    Hey, man! Thanks for linking to my video, I love it! But, there are a couple things....When I do the pitch mod-I always pull out the stock clock to avoid noise and crashing and install the LTC1799 module's output straight into the socket where the clock was. You can setup a switch with a resistor to replace the clock for boot. The other thing, I'd try to avoid soldering directly to the chip-it's easy for even an experienced CB/DIYer to leave a solder bridge.

    Nice to see other people doing this stuff!


    Reply 9 years ago on Introduction

    thanks a lot for all this informations !!! so what i need to do is unsolder the clock pin of the chip and solder the output of the kit directly where this pin was solder ? mean that i didnt use the stock clock anymore ? what kind of resistance should i have to add to the switch for preventing the unit to crash? sorry for all this questions but its important ;)


    9 years ago on Step 5

    Nice one! I don't have this rig, but would be curious to hear your modified unit and what you can do with it. Will you post a video?


    Reply 9 years ago on Step 5

    hi ! thanks stubbsonic ! actually i have not made any video yet, but to give an idea on how it works just take a look at this video : unit do exactly the same job now :)


    Reply 9 years ago on Step 5

    Great hack!

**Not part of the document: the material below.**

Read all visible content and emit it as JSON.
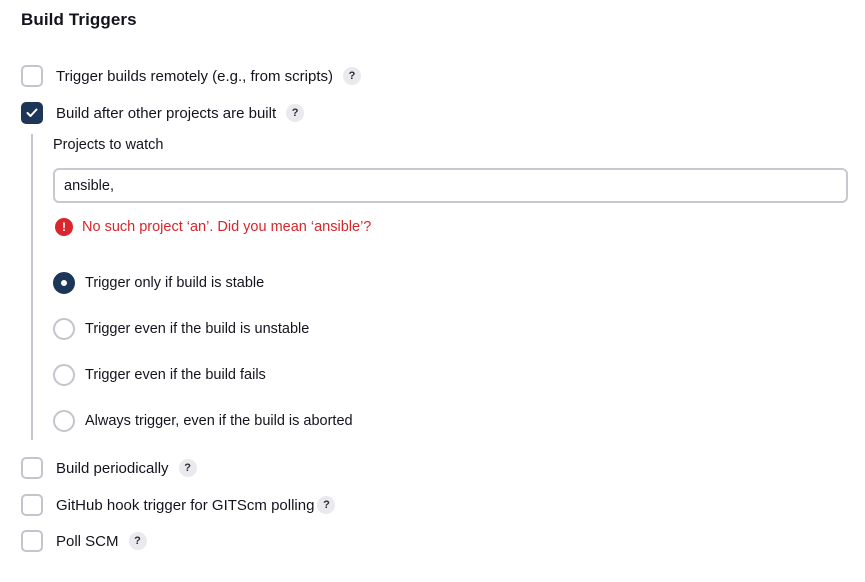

Well worth the time. I love those things that take a rig to the edge of crashing where interesting things happen.